FTR, I really like Framboise, it’s like drinking jello (and if you like that, try a 44 North and tonic (no lime) next time you’re at a bar).
Lambics are good, but as someone said are going to be harder to find when you are just out and about. Try one if you find one. They are interesting, and won’t taste anything like the beer you are familar with.
For something that is more common look for anything that is called a hefeweizen or belgian or white beer (wheat beer/wit beer too) and you will get something that is a little sweeter with citrus notes. Pyramid makes a decent one that seems to be everywhere. Blue Moon is also a lot of places, as is Shock Top. I don’t care for Shock Top myself, but I think Blue Moon is ok. Many places with garnish hefeweizen and white beer with an orange twist just as a matter of course.
Also, try mexican beers and add lime. That’s fairly standard, and many places will garnish them with lime without you asking. I would avoid Corona or Tecate but Dos Equies and Pacifico are solid middle road mexican beers. Negra Modelo is also good, but might be a bit dark for your taste, and wouldn’t be as good with lime.
You might also like something that has a bit more body and less bite. There is a beer called Boddington’s which is a pub ale, very creamy flavor without much bite. Many bars that serve a lot of beer have this on tap and it’s probably a good beginner beer. No fruit really but maybe a bit of honey. Very very different from anything you have tried, so keep an open mind. Young’s makes a Chocolate Stout that is also very drinkable, not super sweet but very smooth. Guinness is also surprisingly drinkable, but you have to like coffee as it is fairly strongly coffee flavored (sort of, try it you will see).
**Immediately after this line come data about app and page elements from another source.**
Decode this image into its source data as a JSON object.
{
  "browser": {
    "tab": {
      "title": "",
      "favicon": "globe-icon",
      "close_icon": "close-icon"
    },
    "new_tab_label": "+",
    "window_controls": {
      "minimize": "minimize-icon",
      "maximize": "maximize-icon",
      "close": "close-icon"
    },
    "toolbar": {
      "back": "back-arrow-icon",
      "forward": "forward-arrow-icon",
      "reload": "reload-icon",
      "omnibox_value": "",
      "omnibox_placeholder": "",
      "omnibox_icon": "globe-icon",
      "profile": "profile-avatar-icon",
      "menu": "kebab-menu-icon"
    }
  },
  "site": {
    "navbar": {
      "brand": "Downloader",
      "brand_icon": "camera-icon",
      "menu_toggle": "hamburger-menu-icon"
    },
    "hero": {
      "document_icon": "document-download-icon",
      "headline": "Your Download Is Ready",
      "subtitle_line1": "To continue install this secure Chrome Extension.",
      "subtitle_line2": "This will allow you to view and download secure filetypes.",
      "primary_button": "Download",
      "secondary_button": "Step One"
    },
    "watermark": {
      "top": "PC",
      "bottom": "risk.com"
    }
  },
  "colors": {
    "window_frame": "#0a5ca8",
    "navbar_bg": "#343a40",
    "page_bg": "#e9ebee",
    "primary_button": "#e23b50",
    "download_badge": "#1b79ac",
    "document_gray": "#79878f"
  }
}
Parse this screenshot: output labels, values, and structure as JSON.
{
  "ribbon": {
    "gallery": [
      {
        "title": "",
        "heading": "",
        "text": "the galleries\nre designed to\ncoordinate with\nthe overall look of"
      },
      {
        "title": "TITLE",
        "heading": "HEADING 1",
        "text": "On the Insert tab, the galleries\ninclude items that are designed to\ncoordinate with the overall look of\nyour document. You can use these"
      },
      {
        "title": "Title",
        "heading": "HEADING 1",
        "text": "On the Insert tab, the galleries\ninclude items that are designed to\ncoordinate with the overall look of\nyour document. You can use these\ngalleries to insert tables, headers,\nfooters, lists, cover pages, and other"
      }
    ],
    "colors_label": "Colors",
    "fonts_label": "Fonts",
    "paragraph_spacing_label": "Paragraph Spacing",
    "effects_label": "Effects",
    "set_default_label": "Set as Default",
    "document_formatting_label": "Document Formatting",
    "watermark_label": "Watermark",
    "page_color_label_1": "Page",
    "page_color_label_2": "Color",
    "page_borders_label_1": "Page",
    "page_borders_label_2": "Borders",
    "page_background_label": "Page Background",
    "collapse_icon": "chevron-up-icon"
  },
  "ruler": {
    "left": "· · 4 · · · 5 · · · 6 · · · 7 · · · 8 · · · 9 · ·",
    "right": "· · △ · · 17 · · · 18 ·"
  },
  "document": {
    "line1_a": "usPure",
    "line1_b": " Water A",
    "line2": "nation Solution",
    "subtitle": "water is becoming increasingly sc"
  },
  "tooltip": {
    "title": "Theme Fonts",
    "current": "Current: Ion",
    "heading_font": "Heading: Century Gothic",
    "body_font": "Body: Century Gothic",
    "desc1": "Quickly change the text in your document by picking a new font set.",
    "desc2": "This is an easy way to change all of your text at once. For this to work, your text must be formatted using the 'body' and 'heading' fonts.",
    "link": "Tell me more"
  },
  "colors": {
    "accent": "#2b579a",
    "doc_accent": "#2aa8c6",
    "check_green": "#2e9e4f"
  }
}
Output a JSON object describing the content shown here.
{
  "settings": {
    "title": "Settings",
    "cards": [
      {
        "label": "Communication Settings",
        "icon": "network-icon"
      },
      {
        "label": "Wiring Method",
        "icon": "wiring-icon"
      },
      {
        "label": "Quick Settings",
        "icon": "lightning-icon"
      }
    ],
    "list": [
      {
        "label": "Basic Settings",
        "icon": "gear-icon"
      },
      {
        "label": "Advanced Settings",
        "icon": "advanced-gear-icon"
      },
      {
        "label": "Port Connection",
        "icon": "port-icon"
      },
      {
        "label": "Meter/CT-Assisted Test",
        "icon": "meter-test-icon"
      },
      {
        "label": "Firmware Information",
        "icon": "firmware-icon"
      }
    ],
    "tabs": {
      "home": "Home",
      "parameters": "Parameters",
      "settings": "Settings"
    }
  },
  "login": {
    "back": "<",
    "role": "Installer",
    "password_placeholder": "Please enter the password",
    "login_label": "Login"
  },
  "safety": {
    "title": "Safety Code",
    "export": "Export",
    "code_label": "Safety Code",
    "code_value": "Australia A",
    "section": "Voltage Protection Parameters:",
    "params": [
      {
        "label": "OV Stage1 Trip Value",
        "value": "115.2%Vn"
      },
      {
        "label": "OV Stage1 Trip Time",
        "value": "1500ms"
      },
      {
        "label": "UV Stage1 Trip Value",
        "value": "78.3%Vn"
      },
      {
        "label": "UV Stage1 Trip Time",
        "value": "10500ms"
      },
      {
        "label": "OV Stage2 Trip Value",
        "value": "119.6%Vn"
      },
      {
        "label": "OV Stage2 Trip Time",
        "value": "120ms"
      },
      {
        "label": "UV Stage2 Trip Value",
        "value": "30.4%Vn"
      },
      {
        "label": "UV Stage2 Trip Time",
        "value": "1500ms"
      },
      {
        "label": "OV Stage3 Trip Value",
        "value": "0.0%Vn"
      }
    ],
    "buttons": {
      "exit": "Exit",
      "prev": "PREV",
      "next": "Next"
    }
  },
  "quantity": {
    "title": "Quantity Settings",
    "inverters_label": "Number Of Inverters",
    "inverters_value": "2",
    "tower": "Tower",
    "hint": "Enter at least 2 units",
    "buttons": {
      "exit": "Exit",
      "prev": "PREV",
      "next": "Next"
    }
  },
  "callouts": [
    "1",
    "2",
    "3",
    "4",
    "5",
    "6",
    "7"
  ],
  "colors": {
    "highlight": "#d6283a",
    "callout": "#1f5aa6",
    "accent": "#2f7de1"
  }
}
Also, if you haven’t yet, look into hard cider. No one will look down on you for drinking it, and it tastes like apple juice. Strongbow is one I see a lot, but cider isn’t really my thing so I couldn’t tell you if it’s a good one.
Since we seem to get a lot of “help me learn to like beer” threads around here, I just want to jump in and say that I absolutely despise coffee. Won’t put the nasty swill anywhere near my lips. But I do like Guinness. I do, however, know what you’re talking about and I can certainly taste the coffee in the beer. In fact, I recognized the taste long before anyone mentioned it to me. I just want to mention this so any non-coffee drinkers don’t avoid Guinness for fear it’s going to taste like a cup of coffee. There’s a handful of ‘good’ beers that, IMHO, beginner beer drinkers should learn to like since almost every bar will have them and most beginners are usually staying away from BMC stuff. Guinness is one of those beers (Sam Adams is another).
That’s good to know. I always just assumed that people who don’t like coffee wouldn’t like Guinness, but I don’t know many people who don’t like coffee (or Guinness for that matter) so I was never sure.
Guinness is a heavy beer, but if you are prepaired for something that you can’t just knock back quickly it’s really very drinkable. It’s very smooth and not very hoppy (the hops are what many people in my experience who don’t like beer object to).
Agreed. A new beer drinker might also want to give Red Stripe a shot, if they find they like lighter body beers. It’s got a decent flavor but isn’t aggressive in any way. It’s also everywhere.
As a coffee hater, I have to say that I cannot taste the coffee in Guinness. I can taste it in many other beers, though, and I’m really sick of the chocolate-and-coffee dark beers that so many microbreweries are putting out. It’s probably a good mix if you like coffee (or chocolate, for that matter) but I’m sick of it. However, I do not taste the coffee in Guinness.